╭─ Extracted information
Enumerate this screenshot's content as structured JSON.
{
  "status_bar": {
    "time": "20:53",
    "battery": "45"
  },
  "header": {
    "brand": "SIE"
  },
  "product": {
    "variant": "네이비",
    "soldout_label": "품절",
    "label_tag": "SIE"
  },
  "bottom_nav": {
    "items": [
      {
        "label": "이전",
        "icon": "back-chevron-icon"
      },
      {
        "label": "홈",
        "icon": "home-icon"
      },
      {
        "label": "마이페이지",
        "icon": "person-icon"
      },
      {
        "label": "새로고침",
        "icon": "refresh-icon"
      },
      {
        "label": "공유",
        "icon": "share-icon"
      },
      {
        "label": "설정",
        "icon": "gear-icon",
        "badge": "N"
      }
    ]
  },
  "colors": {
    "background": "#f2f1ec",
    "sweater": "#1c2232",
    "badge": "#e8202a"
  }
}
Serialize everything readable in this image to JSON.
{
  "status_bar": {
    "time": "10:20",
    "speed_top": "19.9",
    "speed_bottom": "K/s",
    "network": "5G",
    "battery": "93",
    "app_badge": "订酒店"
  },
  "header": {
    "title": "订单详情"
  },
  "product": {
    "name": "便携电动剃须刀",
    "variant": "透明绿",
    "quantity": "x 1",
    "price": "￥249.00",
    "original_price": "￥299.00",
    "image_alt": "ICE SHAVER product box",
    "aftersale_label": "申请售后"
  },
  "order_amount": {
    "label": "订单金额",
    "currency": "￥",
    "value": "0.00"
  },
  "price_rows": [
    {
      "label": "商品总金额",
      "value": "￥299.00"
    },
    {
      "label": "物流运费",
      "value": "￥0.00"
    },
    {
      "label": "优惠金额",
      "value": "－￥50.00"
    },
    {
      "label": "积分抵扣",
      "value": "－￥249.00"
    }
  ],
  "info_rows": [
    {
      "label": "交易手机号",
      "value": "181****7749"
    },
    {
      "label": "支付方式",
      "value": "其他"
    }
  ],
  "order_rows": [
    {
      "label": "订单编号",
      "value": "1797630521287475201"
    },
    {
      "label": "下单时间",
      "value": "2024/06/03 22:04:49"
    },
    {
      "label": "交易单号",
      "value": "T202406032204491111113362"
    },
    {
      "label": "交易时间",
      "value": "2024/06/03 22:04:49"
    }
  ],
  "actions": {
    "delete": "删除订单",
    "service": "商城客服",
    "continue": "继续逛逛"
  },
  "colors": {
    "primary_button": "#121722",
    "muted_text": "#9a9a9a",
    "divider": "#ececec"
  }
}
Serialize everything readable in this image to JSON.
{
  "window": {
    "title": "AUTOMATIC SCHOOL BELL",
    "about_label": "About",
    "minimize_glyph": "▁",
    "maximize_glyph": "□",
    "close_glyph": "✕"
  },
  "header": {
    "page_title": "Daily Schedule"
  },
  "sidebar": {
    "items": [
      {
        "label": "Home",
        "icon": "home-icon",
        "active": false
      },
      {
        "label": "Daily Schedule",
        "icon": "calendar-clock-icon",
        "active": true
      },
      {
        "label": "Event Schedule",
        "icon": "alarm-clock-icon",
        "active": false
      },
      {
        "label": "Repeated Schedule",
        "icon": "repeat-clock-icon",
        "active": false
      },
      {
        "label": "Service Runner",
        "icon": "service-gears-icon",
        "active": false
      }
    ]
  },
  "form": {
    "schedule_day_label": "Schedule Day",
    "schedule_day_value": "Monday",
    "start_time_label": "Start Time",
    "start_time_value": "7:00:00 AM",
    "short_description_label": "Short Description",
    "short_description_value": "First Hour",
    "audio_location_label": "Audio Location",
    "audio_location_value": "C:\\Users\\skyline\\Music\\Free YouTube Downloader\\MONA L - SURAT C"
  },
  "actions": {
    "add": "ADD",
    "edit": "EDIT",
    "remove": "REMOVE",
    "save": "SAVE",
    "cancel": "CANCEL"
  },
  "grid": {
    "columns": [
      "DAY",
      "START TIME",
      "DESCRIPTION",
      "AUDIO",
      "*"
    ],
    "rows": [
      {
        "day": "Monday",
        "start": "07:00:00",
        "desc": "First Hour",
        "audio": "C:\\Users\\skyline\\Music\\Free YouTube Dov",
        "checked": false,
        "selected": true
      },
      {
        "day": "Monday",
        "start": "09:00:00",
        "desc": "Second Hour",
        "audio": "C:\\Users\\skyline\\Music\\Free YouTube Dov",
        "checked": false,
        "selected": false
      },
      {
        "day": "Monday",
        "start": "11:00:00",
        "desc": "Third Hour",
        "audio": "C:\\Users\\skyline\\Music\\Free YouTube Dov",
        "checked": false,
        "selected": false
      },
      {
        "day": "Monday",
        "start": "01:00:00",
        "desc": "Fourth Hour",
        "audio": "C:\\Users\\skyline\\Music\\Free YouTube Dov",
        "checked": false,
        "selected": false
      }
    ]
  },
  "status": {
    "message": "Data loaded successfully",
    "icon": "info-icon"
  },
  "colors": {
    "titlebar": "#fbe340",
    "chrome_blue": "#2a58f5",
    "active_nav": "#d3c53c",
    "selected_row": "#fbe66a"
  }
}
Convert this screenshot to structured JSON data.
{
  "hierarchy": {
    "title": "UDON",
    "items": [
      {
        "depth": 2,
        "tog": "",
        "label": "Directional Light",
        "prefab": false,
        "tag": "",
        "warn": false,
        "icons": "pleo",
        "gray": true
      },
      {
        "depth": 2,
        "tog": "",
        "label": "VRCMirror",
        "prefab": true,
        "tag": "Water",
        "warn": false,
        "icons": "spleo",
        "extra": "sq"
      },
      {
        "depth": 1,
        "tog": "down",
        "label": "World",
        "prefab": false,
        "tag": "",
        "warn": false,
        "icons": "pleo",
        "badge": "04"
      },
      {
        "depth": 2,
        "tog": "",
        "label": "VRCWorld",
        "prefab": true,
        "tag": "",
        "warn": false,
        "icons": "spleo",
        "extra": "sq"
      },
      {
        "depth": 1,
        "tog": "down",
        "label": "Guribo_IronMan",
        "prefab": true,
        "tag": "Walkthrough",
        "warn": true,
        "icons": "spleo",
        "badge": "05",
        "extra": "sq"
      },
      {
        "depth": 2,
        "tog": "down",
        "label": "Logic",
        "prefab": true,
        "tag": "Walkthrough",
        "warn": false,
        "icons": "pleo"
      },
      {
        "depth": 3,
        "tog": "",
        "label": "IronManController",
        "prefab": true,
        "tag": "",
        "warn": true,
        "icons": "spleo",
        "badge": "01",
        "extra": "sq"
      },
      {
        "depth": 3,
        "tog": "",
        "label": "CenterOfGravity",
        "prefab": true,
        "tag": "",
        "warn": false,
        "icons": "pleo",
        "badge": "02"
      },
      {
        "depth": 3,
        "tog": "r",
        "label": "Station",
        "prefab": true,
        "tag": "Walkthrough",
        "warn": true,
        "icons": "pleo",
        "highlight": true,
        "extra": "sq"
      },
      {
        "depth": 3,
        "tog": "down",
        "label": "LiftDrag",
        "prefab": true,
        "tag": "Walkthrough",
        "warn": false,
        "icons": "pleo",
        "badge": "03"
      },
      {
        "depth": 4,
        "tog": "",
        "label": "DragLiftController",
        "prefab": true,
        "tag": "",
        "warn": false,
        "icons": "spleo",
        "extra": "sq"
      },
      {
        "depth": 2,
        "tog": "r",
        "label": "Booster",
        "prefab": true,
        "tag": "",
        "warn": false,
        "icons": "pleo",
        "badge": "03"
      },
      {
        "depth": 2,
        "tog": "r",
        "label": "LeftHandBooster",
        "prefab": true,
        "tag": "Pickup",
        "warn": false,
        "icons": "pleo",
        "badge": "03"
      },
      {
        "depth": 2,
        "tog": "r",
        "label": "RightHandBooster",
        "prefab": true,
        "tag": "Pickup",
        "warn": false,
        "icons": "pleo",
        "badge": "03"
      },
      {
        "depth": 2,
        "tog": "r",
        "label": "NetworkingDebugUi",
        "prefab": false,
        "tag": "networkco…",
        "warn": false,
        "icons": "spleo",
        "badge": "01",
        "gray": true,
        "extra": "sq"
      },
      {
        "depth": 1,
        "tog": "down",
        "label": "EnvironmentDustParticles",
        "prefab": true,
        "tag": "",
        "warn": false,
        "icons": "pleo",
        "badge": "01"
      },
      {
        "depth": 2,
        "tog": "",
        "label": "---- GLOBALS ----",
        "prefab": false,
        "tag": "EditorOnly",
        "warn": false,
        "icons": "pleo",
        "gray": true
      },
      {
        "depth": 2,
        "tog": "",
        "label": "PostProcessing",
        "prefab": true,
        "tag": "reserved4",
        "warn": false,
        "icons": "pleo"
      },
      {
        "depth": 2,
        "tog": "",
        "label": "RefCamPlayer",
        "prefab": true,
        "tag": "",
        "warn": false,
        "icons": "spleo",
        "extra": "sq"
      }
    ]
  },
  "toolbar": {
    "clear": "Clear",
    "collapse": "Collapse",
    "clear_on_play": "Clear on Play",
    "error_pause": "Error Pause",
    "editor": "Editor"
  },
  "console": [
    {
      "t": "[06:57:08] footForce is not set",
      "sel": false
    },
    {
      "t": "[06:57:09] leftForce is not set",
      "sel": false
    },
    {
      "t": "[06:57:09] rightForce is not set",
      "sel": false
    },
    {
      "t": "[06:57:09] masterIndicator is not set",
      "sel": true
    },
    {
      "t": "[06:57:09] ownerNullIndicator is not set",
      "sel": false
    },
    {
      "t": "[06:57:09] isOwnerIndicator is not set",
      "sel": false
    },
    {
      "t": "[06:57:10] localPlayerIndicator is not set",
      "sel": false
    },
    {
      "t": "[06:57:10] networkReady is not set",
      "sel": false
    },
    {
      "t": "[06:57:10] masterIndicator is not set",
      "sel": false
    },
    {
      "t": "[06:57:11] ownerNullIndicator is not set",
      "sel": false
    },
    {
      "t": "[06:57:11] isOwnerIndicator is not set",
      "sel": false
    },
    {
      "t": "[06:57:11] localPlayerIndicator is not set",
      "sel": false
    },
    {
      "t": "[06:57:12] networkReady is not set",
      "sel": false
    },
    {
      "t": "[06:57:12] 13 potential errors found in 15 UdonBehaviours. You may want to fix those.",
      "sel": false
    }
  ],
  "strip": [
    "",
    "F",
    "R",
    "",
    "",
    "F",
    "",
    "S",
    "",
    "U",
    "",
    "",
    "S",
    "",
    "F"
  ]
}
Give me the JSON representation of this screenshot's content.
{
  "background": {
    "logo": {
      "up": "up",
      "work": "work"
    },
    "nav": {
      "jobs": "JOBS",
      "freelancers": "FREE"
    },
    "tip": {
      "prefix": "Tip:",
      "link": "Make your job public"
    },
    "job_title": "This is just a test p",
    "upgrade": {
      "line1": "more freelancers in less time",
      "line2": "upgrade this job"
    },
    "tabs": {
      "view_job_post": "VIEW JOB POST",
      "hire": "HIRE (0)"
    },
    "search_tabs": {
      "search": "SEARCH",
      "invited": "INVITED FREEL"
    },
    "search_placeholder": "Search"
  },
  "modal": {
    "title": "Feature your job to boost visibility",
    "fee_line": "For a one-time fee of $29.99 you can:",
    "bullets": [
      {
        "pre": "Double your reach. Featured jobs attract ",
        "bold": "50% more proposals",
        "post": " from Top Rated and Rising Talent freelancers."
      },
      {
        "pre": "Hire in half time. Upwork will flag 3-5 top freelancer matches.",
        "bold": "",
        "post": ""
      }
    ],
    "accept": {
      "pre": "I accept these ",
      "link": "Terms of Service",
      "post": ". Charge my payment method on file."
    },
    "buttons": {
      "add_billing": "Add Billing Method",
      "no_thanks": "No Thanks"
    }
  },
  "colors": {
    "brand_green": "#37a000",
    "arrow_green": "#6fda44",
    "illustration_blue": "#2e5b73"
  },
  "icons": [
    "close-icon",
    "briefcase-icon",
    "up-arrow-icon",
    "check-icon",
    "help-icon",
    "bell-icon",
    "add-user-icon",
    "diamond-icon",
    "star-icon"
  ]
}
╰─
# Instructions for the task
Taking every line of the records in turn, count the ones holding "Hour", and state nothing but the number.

# Your response
5